It is, however, important to remember that one of these points of triangulation is Als himself. In Eidsheim’sreminder that the voice points us toward the listener, this exhibit is not just about Baldwin, but about Als teaching us how to listen. In the first room this is most present in the aesthetic resonances between Glenn Ligon’s Stranger # 73(2013) which coats text from Baldwin’s essay “Stranger in the Village,” with coal dust rendering them an undulating field of blackness, a sea of pigment and a feast of textures, and James Welling’s Untitled 1981 black and white abstract photographs, whose sensual content morphs, but suggests waves of blackness. Both suggest opacity and the rich textures of blackness, which we might also take to be another thesis for the exhibit. Als seems to imply as much with the accompanying Baldwin quote: “Beauford and I would walk together through the streets of New York City… The reality of his seeing caused me to begin to see […] because Beauford caused me to see it, the very colors underwent a most disturbing and salutary change. The brown leaf on the black asphalt, for example—what colors were these, really?… And though black had been described to be as the absence of light, it became very clear to me that if this were true we would have never been able to see the color.”

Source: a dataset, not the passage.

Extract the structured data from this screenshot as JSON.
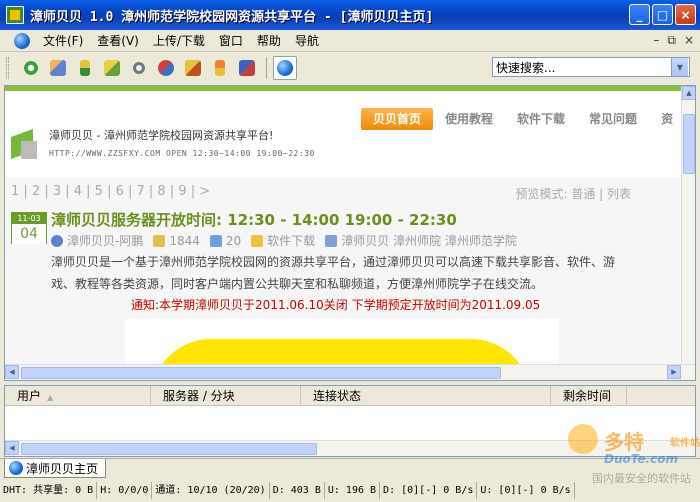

What Als is moving us toward in the next part of the exhibition is the question of how to see blackness outside of projection—something that actually circulates contra to its title “Colonialism.” The works that Als selected, which includes works by Kara Walker, John Edmonds, Ja’Tovia Gary, Njideka Akunyili Crosby, and more from Ligon, are especially notable for the ways that they exceed Baldwin’s own writings and statements on sexuality, queerness, and gender. Legacy and words meet in contradiction, further offering testament to the new kind of portrait that Als presents. In this section, Baldwin as figure is abstract and fragmented; he is presented as an imagined interlocutor. Als suggests that these are possible avenues that Baldwin might have taken had he been able to fulfill all of his artistic inclinations. I think, however, that Als’s assembling of them in one space offers insight into how to produce a portrait of a voice, rather than a person. Multiplicity is assured, as is contradiction, but above all it is about learning to listen.